Naturalization is the highest benefit awarded by the United States Citizenship and Immigration Services (USCIS). Foreigners who wish to receive this benefit normally have to wait a minimum of three to five years as U.S. residents before they’re eligible to become American citizens, and in some cases less than a year if they served in the Armed Forces during wartime, but the reality of this benefit is that it often ends up taking much longer.
The most common path to naturalization is through the process President Donald Trump derisively calls “chain migration,” also known as family-based immigration. First Lady Melania Trump and her parents were born in Slovenia. They are all naturalized U.S. citizens because they completed the family-based immigration process. In the case of the First Lady, she became eligible to apply for naturalization three years after she married the man who is now President. Her parents became eligible five years after being sponsored and admitted into the country for the purpose of pursuing green cards.
Military naturalizations have gone through several rule changes since the Persian Gulf War in the early 1990s. Back then, only conditional residents were allowed to enlist unless they obtained an expedited waiver from a Member of Congress, and they had to wait five years.
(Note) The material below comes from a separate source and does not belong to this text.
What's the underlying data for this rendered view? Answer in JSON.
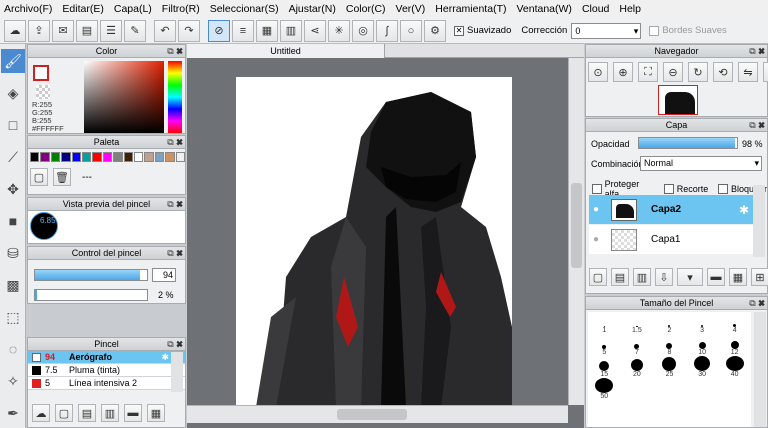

After the 9/11 terrorist attacks, military members were able to apply for citizenship on the second day of their enlistment, which meant the process could have started while they were still in basic training. However, the Trump administration put an end to this expedited process in 2017.
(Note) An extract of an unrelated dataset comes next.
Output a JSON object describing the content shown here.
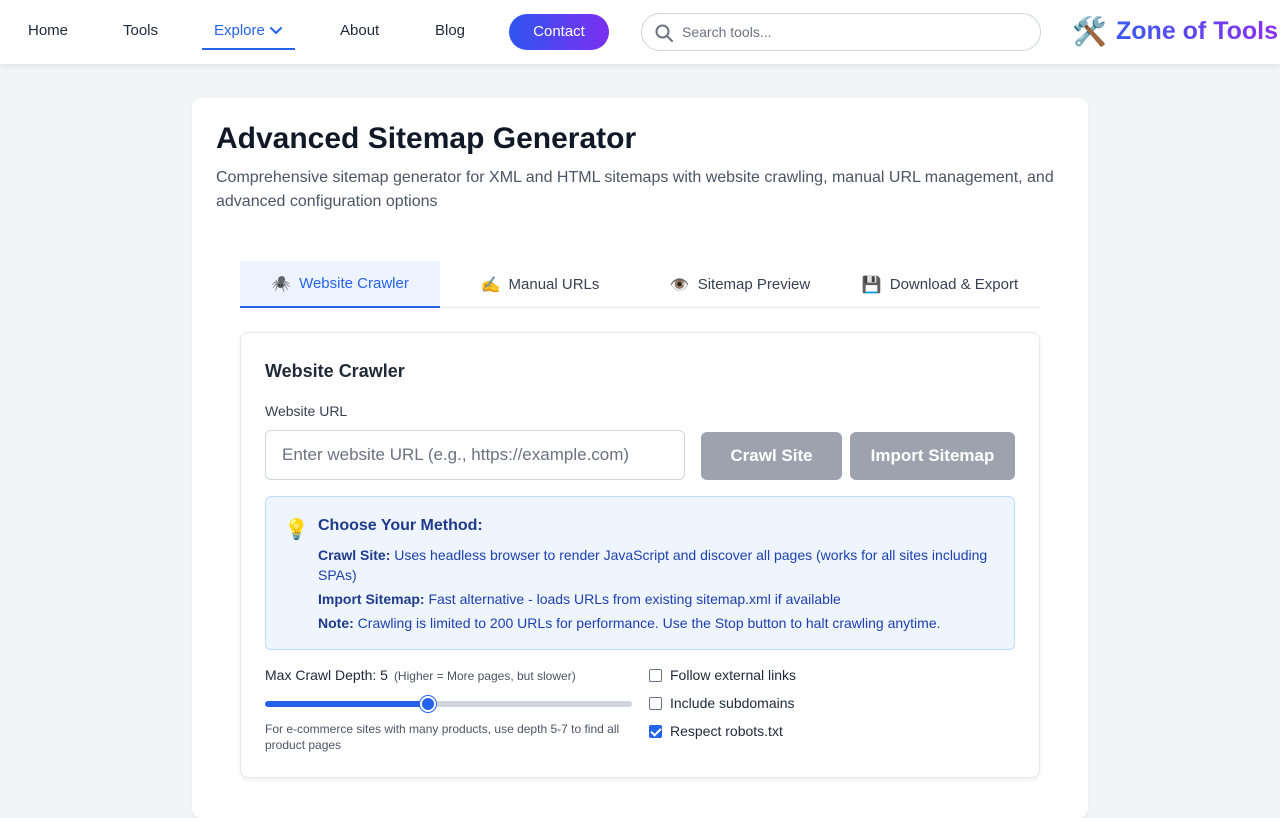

Members of the U.S. Armed Forces who are lawful residents must now go through a military security suitability determination process, which can only start after six months of service during wartime and after one year during peacetime. Immigration law firms have pointed out that the new military determination process has added a new layer of bureaucracy to the military naturalization process, which can now take just as long as a family-based application.
Under ideal conditions, it should take six months from the time naturalization applications are received to the time applicants are scheduled for a ceremony. However, the current processing time for the N-400 is 10.3 months if no issues are encountered. Should there be a snag with the biometrics appointment or background investigation, the process could be considerably extended. The USCIS has not yet released processing times for the N-426 form that is now used for military naturalizations.
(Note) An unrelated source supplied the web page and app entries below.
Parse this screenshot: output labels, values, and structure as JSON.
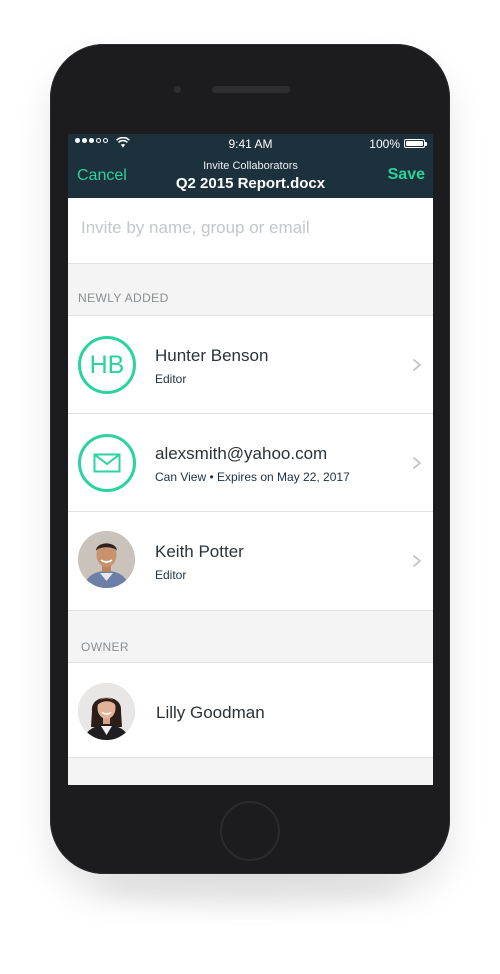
{
  "status_bar": {
    "time": "9:41 AM",
    "battery": "100%"
  },
  "nav": {
    "cancel_label": "Cancel",
    "subtitle": "Invite Collaborators",
    "title": "Q2 2015 Report.docx",
    "save_label": "Save"
  },
  "search": {
    "placeholder": "Invite by name, group or email",
    "value": ""
  },
  "sections": {
    "newly_added": {
      "header": "NEWLY ADDED",
      "items": [
        {
          "initials": "HB",
          "name": "Hunter Benson",
          "role": "Editor",
          "icon": "initials-avatar"
        },
        {
          "name": "alexsmith@yahoo.com",
          "role": "Can View • Expires on May 22, 2017",
          "icon": "mail-icon"
        },
        {
          "name": "Keith Potter",
          "role": "Editor",
          "icon": "photo-avatar"
        }
      ]
    },
    "owner": {
      "header": "OWNER",
      "items": [
        {
          "name": "Lilly Goodman",
          "icon": "photo-avatar"
        }
      ]
    }
  },
  "colors": {
    "accent": "#2ad39c",
    "nav_bg": "#1d313d",
    "phone_body": "#1c1c1e"
  }
}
Foreigners who experienced a smooth process when getting their green cards shouldn’t automatically expect the same when they submit their N-400 or N-426 forms. Issues can arise each time the USCIS has to do a background investigation, and there’s always the potential of the case being audited and taking longer than expected. For this reason, retaining the services of a San Diego immigration law firm is always recommended.
Get in touch with KS Visa Law if you’d like more information on issues such as naturalization and family-based immigration. San Diego residents can call 858-874-0711 today to schedule an appointment.